Last year, unbeknownst to all but the administrators, a new sport for Colorado schools began taking shape, esports. Yes, the long loved and loathed electronic sporting events for gamers are coming to Colorado courtesy of CHSSA and Playvs as an official sport of Fossil Ridge High School. 

That’s right, an official sport, where members are treated as athletes within the school and are coached by teachers Chris Lake and Rob Jackson, with weekly matches on Tuesdays and Thursdays. However, because players are considered athletes, they must meet the eligibility standards that other athletes achieve, such as good grades and minimal disciplinary action. Just because you get to play games does not mean that this is easy by any stretch of the imagination, and players must be skilled at Smite, League of Legends, and Rocket League in order to have a chance at making the varsity team.

The varsity team, composed of five to seven players, are required to participate in the Fall and Spring season. The Fall season begins the week of the October 14th and at the end of the week the Varsity teams must be set. Once the teams are set, the Fall season begins the week after and ends in January with the playoffs. CHSSA has yet to announce the championship dates for both the Fall and Spring season, but they can be expected to occur at the end of the playoffs, when the finalists are determined. Immediately following the end of the Fall season, the Spring season will begin in February and end in May.

In an interview with Jackson, more details were shed on how the team functions specifically at Fossil. After paying a $64 joining fee, players will report to the Ridge TV labs, where the best computers in the school reside. Players are then debriefed in informational meetings and then expected to practice. Practice dates have not been decided, but it could be as much as five times a week. In these practices, students will review footage from the last match and critique what they did wrong. There will be group discussion and individual mentoring.
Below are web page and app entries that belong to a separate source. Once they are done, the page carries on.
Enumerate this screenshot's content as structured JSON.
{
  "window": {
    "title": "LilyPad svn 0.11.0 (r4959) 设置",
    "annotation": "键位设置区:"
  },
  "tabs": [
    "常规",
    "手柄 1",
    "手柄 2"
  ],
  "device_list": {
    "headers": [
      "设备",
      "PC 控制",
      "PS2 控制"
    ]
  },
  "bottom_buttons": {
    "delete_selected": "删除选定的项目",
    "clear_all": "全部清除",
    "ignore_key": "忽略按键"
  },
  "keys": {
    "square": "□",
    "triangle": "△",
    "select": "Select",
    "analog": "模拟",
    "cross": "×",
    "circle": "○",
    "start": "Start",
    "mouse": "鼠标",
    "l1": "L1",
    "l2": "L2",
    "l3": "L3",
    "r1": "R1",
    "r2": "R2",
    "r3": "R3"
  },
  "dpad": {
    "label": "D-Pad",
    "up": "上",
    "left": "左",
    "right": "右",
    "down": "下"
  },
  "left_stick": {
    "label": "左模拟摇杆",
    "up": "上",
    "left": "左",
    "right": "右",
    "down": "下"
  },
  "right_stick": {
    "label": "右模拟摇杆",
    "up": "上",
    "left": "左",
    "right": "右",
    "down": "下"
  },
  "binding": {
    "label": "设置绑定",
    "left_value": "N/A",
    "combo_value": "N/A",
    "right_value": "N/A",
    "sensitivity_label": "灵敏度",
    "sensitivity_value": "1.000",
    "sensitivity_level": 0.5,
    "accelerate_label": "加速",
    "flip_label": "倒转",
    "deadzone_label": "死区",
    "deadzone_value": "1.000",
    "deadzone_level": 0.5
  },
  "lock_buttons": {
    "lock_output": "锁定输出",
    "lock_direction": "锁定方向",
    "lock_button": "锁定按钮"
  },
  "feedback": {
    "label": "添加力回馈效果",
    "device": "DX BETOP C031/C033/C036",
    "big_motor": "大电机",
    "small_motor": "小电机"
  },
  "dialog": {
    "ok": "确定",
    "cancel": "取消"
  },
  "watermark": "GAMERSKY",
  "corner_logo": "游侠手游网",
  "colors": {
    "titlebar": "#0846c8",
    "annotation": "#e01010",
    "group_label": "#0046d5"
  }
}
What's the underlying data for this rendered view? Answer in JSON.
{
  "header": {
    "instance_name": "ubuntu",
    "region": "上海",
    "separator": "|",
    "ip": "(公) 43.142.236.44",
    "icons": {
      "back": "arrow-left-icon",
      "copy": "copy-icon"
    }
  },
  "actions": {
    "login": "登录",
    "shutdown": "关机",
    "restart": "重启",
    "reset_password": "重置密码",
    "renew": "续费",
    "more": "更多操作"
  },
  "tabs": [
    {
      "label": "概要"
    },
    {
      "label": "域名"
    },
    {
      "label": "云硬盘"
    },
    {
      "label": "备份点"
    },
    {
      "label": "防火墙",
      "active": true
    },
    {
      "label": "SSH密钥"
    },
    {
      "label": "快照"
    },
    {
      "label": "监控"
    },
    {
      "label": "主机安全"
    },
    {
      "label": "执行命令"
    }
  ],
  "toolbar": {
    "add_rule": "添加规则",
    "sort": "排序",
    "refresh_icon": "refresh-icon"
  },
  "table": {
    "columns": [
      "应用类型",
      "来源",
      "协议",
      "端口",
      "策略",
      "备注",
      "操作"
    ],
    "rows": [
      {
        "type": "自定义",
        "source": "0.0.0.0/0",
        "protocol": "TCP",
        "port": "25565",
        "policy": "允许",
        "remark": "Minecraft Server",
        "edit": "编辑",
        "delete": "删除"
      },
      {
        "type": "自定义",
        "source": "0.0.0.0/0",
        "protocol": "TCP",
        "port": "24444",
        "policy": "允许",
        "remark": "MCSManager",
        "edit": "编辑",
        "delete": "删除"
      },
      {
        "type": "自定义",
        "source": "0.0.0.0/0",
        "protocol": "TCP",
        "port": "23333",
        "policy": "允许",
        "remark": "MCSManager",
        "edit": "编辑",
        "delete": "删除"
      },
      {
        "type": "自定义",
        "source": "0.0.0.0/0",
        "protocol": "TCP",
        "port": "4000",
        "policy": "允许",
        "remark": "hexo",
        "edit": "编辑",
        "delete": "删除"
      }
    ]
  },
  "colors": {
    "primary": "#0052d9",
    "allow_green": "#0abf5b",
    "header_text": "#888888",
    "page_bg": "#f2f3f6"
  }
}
Though it will be mostly group discussion because all of the games are composed of teams. 

Due to Lake and Jackson not possessing experience with these games, students will also be expected to find the most experienced amongst themselves to serve as mentors. Most likely, this will look like the Varsity team mentoring Junior Varsity. Though, as Mr. Jackson suggested, alumni may also be brought in to help support the team.

Esports certainly looks like an exciting new activity for students to engage with and participate in. Perhaps we will even get live streamed games from Fossil.